[Records from a collection]
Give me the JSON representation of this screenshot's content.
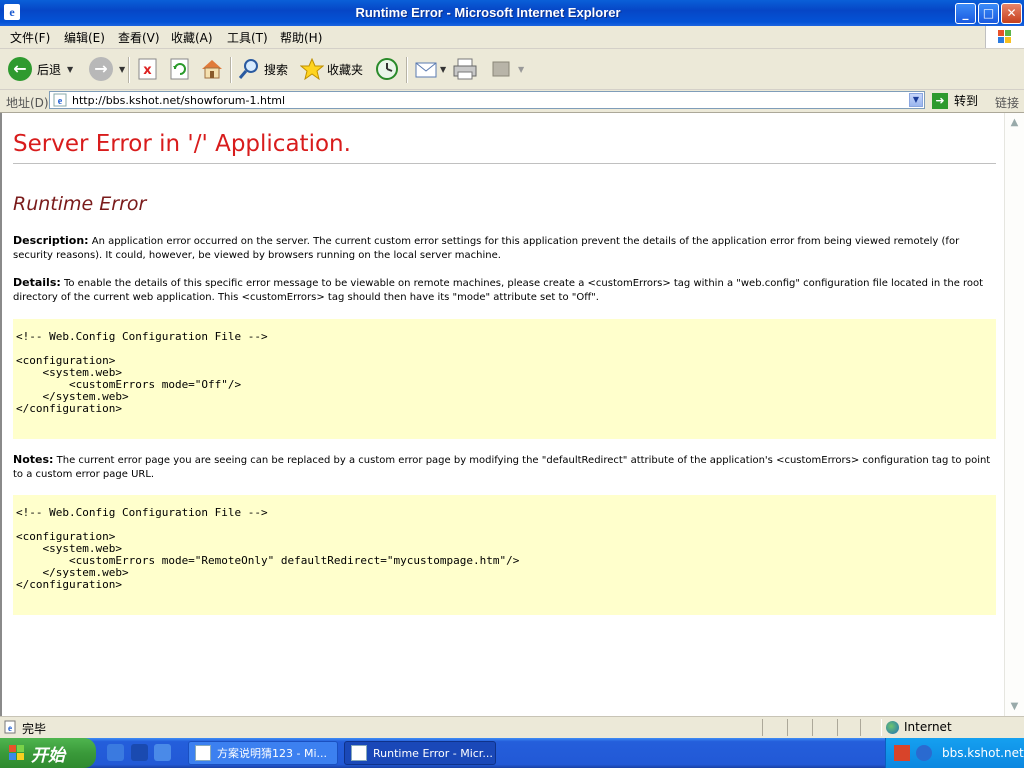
{
  "window": {
    "title": "Runtime Error - Microsoft Internet Explorer",
    "buttons": {
      "minimize": "_",
      "maximize": "□",
      "close": "✕"
    }
  },
  "menu": {
    "items": [
      "文件(F)",
      "编辑(E)",
      "查看(V)",
      "收藏(A)",
      "工具(T)",
      "帮助(H)"
    ]
  },
  "toolbar": {
    "back_label": "后退",
    "search_label": "搜索",
    "favorites_label": "收藏夹"
  },
  "address": {
    "label": "地址(D)",
    "url": "http://bbs.kshot.net/showforum-1.html",
    "go_label": "转到",
    "links_label": "链接"
  },
  "page": {
    "heading": "Server Error in '/' Application.",
    "subheading": "Runtime Error",
    "description_label": "Description:",
    "description_text": " An application error occurred on the server. The current custom error settings for this application prevent the details of the application error from being viewed remotely (for security reasons). It could, however, be viewed by browsers running on the local server machine.",
    "details_label": "Details:",
    "details_text": " To enable the details of this specific error message to be viewable on remote machines, please create a <customErrors> tag within a \"web.config\" configuration file located in the root directory of the current web application. This <customErrors> tag should then have its \"mode\" attribute set to \"Off\".",
    "code1": "\n<!-- Web.Config Configuration File -->\n\n<configuration>\n    <system.web>\n        <customErrors mode=\"Off\"/>\n    </system.web>\n</configuration>\n",
    "notes_label": "Notes:",
    "notes_text": " The current error page you are seeing can be replaced by a custom error page by modifying the \"defaultRedirect\" attribute of the application's <customErrors> configuration tag to point to a custom error page URL.",
    "code2": "\n<!-- Web.Config Configuration File -->\n\n<configuration>\n    <system.web>\n        <customErrors mode=\"RemoteOnly\" defaultRedirect=\"mycustompage.htm\"/>\n    </system.web>\n</configuration>\n"
  },
  "status": {
    "text": "完毕",
    "zone": "Internet"
  },
  "taskbar": {
    "start_label": "开始",
    "tasks": [
      "方案说明猜123 - Mi...",
      "Runtime Error - Micr..."
    ],
    "tray_text": "bbs.kshot.net"
  },
  "colors": {
    "heading": "#d81c1c",
    "subheading": "#7a1b1b",
    "code_bg": "#ffffcc",
    "titlebar": "#0453d6",
    "taskbar": "#245edb",
    "start": "#3a9a3a"
  }
}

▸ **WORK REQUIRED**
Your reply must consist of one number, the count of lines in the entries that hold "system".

▸ **EXPECTED OUTPUT**
2